First Collaboration, Groove Pizza to be Included in Thelonius Monk Institute of Jazz’ and UNESCO’s mathsciencemusic.org Website and at International Jazz Day
New York University’s Music Experience Design Lab - MusEDLab has teamed up with online music recording studio Soundtrap to create “Groove Pizza” a playful online app for creating and exploring rhythms and grooves that brings mathematical and scientific concepts and the world of music together. The solution makes it possible for students to "export" a groove made on the Groove Pizza into Soundtrap and continue to compose across any platform whether laptop or mobile, in the classroom or at home.
Speaking about the collaboration, Alex Ruthmann, Associate Professor of Music Education and Music Technology at NYU Steinhardt said, “Soundtrap is ideal for the education market. Traditional music technologies are often very complex and only made simpler when they are being marketed to schools.
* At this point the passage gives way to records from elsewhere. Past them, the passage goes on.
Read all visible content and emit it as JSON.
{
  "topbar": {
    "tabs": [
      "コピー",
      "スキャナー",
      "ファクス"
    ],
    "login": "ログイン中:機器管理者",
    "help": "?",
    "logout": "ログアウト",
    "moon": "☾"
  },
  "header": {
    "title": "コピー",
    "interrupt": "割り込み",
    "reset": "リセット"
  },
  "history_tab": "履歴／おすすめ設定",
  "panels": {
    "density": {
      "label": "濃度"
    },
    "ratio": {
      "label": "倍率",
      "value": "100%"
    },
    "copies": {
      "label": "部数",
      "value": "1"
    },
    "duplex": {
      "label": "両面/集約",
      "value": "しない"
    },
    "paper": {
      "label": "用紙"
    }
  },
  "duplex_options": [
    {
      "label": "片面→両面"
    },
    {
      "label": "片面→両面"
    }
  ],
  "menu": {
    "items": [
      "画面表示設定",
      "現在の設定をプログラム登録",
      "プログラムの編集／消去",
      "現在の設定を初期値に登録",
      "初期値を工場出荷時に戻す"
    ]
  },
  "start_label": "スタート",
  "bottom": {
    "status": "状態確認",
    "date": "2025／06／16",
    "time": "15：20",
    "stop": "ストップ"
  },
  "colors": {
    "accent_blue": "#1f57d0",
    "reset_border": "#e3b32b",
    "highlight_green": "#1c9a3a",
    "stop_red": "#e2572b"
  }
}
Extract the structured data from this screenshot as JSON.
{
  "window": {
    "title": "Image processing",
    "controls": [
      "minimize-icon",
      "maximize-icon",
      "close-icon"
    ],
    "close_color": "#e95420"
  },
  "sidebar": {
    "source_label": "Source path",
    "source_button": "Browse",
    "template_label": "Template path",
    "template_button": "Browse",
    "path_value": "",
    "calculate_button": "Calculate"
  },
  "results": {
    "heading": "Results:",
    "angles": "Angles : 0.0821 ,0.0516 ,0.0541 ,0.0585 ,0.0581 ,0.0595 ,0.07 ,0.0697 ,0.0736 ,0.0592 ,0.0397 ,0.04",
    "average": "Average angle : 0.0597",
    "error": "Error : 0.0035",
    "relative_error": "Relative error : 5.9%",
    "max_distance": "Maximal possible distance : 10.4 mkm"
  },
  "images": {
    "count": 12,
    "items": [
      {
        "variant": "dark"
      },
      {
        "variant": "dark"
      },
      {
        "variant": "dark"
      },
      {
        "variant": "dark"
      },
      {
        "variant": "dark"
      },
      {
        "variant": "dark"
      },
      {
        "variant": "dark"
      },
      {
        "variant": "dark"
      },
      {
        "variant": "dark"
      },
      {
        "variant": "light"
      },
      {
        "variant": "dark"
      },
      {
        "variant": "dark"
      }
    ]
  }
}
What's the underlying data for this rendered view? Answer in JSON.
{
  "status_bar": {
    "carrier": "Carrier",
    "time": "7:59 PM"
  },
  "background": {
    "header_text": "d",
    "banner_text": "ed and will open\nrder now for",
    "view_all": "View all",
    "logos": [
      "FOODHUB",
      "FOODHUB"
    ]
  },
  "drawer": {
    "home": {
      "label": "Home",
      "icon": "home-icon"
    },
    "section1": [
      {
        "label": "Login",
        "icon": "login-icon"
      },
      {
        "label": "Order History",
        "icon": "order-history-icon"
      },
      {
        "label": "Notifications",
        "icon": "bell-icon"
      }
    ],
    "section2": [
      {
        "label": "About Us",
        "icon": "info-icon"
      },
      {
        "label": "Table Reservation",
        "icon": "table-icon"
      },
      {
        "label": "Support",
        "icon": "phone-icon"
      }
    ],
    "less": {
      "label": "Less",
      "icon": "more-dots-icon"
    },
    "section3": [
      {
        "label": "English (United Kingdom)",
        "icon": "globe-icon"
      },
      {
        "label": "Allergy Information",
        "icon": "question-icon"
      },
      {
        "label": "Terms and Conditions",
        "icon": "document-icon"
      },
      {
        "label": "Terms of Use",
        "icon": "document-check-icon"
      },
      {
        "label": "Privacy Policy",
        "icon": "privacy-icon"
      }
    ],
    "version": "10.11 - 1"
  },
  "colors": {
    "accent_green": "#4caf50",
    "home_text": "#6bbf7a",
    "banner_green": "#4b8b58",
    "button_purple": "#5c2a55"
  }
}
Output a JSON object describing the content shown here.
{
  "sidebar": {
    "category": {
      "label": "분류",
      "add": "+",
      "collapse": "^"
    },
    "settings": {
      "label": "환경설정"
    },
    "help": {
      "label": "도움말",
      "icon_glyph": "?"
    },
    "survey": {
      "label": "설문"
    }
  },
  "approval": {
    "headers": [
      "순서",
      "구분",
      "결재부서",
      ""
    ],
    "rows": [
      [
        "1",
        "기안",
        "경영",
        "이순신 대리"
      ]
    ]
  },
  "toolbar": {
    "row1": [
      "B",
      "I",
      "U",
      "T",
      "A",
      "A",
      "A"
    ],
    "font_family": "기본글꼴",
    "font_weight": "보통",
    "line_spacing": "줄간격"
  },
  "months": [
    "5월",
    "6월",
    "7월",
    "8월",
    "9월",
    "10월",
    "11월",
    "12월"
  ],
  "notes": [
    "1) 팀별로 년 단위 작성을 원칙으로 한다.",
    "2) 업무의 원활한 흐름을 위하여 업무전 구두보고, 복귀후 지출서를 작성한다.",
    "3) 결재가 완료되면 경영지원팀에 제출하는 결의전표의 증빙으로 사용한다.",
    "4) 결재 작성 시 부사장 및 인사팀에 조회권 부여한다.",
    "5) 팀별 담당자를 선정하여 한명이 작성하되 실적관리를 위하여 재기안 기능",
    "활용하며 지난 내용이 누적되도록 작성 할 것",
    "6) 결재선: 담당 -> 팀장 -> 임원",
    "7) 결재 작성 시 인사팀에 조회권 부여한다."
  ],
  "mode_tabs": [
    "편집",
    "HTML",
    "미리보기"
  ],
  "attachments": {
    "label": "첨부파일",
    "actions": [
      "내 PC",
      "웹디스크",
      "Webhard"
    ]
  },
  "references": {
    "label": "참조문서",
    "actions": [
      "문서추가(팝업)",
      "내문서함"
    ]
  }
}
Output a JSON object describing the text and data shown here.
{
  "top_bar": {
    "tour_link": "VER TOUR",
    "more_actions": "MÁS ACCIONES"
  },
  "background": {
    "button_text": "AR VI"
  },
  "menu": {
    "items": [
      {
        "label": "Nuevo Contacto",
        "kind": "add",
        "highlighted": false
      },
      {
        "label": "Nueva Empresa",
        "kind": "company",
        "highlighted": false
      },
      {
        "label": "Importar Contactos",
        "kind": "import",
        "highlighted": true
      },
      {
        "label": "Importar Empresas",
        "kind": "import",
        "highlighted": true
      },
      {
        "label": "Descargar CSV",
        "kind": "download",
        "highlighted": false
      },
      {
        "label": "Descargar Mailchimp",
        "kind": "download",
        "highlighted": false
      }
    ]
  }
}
Soundtrap goes in the other direction - it starts with a very simple, clean interface with preloaded beats and examples that students can use to take music and audio with them wherever they go. It has really captured the attention and inspiration of students and opens up a world of possibilities for Groove Pizza users.”
“Working with NYU MusEDLab brings us closer to fulfilling our goal of integrating the disciplines of science, technology, engineering, arts and math (STEAM) within K-12 schools in the US,” said Per Emanuelson, CEO, Soundtrap. “We are especially honored to work together with NYU in contributing to the Thelonius Monk Institute and UNESCO’s Math Science Music initiative and website.
Soundtrap is a client of MindRocket Media Group